Exercise prompt: The number of lines below that contain the word "TickerChart" is all that the answer should hold.

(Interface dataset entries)
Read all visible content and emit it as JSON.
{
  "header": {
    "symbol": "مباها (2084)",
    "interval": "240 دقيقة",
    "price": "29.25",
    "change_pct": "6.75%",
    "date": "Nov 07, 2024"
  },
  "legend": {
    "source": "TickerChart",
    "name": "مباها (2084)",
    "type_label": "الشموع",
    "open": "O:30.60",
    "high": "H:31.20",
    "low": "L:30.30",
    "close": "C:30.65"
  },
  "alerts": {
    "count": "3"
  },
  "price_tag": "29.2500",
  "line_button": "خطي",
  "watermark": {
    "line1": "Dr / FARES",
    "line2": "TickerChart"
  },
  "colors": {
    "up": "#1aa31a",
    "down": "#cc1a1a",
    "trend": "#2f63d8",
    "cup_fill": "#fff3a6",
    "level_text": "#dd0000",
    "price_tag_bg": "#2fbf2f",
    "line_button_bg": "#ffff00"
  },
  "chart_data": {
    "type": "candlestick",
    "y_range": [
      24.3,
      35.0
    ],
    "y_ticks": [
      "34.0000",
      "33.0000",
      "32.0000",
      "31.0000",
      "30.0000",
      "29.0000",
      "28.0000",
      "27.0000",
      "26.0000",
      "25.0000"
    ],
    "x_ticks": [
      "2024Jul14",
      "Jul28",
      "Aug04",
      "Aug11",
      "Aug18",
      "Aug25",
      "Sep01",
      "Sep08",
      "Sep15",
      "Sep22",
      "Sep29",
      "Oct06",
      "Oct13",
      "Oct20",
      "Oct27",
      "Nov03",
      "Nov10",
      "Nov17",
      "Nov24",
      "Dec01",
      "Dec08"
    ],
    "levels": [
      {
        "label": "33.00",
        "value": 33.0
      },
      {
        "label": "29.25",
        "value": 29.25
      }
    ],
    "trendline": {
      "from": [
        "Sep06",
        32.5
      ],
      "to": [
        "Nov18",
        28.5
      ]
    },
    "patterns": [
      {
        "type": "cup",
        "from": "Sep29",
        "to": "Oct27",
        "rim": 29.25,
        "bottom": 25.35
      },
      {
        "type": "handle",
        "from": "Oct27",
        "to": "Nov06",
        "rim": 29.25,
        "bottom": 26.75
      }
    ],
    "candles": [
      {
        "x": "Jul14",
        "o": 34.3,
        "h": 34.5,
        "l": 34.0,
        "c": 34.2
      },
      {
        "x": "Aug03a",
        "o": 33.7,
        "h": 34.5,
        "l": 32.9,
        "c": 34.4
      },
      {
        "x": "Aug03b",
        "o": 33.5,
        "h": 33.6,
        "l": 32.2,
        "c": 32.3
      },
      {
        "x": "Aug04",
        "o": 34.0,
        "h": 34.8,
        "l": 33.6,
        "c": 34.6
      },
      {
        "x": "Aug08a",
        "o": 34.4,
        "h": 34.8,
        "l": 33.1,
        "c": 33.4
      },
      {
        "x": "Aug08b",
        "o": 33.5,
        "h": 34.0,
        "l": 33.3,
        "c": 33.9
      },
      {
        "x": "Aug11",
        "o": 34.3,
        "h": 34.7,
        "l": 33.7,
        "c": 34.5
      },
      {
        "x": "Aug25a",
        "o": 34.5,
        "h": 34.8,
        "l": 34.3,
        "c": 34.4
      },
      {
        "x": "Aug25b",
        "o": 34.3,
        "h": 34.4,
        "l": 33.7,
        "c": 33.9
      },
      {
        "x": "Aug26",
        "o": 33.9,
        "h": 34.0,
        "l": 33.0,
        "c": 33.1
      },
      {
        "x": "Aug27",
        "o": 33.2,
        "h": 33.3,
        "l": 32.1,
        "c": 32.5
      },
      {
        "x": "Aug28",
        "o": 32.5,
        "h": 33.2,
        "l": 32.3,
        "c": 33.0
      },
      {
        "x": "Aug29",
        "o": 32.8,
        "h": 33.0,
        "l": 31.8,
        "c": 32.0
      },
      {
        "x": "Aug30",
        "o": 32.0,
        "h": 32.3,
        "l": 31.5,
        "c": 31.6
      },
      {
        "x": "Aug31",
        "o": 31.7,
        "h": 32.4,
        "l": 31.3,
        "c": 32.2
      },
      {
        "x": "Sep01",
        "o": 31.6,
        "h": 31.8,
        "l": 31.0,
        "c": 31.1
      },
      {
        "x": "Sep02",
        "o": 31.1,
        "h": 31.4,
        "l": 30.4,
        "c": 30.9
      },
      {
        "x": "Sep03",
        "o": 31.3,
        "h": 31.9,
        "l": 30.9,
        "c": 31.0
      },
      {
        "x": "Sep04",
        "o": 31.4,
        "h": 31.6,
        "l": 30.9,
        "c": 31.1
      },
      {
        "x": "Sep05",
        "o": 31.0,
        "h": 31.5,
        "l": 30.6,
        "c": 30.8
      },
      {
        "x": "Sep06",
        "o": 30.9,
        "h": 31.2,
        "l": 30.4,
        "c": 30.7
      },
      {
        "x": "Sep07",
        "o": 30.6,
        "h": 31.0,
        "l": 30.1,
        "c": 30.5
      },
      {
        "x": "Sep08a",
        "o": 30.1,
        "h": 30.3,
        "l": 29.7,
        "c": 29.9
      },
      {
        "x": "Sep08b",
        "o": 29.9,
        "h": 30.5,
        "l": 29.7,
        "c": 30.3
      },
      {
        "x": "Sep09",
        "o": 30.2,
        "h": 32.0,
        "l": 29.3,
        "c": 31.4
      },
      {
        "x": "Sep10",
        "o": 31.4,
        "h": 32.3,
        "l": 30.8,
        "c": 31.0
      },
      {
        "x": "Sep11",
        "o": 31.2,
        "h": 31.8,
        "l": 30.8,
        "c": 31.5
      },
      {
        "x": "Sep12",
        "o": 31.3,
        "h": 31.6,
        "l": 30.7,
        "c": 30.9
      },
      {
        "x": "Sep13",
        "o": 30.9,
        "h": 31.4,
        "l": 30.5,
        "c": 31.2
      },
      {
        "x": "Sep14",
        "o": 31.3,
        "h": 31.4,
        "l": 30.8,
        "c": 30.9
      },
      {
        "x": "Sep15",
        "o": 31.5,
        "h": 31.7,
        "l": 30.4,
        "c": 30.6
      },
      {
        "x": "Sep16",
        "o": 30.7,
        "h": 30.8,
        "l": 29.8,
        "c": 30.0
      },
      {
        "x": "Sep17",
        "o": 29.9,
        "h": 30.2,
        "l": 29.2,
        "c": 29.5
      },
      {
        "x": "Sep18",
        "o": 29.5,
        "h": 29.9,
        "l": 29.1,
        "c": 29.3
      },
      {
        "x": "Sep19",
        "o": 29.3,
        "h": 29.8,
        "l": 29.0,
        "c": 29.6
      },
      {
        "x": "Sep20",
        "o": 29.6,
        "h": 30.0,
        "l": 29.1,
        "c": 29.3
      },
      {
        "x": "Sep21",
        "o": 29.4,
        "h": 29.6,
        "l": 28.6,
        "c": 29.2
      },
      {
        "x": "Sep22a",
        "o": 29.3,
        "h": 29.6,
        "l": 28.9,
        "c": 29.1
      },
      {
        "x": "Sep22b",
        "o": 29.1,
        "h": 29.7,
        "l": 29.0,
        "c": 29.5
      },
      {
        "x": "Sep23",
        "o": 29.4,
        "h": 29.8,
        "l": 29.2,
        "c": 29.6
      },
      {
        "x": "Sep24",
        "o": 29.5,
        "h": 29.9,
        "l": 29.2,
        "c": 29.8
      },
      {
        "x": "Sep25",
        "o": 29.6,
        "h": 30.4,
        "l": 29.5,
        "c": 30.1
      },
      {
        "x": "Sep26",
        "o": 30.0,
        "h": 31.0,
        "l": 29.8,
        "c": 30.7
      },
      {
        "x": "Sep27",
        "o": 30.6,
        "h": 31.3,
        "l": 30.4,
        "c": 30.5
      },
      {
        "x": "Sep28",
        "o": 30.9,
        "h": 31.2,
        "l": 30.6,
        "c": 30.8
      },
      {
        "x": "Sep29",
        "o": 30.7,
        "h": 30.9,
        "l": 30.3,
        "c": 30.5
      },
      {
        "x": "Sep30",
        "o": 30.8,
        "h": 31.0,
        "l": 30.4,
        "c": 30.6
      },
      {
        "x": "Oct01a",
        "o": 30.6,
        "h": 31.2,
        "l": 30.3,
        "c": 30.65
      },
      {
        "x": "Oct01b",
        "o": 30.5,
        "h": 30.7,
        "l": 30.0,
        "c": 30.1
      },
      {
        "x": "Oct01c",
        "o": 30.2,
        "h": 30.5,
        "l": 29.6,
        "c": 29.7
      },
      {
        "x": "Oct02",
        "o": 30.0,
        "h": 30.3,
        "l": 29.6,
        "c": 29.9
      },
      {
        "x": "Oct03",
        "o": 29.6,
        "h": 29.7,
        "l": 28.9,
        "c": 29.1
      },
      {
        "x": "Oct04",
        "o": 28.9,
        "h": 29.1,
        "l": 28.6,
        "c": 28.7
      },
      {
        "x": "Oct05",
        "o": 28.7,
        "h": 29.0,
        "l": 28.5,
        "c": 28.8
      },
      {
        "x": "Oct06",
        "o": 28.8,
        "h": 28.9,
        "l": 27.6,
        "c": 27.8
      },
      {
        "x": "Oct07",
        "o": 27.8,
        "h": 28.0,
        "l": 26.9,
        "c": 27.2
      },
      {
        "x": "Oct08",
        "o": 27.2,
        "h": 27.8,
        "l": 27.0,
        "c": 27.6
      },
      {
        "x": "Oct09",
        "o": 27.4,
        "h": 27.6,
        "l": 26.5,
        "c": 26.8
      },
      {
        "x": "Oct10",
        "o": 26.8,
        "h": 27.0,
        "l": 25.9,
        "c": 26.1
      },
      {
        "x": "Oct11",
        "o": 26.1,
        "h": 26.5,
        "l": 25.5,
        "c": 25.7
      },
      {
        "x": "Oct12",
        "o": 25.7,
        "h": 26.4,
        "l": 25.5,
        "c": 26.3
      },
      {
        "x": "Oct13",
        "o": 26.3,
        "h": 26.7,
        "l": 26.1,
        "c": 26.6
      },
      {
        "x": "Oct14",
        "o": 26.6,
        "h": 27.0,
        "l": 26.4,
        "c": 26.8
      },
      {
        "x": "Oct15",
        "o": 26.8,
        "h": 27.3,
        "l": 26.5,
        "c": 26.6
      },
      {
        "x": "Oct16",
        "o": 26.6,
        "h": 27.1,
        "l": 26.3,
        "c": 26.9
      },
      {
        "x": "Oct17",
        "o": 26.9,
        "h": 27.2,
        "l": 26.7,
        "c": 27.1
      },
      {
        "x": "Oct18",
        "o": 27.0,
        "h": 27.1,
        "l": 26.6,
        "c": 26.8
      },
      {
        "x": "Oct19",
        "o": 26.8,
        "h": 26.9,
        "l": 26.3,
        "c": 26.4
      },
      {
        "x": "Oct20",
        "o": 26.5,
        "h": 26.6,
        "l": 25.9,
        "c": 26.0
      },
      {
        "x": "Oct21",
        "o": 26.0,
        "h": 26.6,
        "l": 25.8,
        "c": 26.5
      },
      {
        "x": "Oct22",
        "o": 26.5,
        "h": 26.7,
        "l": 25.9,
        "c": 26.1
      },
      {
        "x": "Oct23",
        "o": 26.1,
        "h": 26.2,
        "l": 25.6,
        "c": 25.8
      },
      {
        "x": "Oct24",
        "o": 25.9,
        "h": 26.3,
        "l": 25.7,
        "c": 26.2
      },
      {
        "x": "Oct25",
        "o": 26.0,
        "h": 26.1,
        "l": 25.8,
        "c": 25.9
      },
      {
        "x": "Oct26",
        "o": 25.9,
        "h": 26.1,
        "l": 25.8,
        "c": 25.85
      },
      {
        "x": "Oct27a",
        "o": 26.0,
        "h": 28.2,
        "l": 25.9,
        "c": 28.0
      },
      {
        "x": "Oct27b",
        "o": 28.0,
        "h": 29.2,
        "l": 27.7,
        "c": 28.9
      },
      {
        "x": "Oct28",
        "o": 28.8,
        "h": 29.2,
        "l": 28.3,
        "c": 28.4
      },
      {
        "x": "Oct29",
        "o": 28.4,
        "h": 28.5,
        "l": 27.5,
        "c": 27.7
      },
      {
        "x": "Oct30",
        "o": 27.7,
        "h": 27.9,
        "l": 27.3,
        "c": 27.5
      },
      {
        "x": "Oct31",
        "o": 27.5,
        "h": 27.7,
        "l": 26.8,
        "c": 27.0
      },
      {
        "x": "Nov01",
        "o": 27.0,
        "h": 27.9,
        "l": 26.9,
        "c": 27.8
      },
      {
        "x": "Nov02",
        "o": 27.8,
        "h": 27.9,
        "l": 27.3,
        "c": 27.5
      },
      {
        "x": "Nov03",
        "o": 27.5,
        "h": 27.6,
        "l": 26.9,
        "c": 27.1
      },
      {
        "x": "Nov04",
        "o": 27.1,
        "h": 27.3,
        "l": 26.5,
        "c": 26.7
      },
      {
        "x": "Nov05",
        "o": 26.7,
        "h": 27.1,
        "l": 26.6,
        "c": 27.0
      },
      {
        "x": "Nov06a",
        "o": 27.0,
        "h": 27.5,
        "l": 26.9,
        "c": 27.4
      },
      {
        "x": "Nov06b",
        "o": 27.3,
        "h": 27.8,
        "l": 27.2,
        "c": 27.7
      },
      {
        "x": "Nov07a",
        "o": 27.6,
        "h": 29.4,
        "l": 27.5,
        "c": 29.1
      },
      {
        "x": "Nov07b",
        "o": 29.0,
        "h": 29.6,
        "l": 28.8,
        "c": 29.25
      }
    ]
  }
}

Response: 2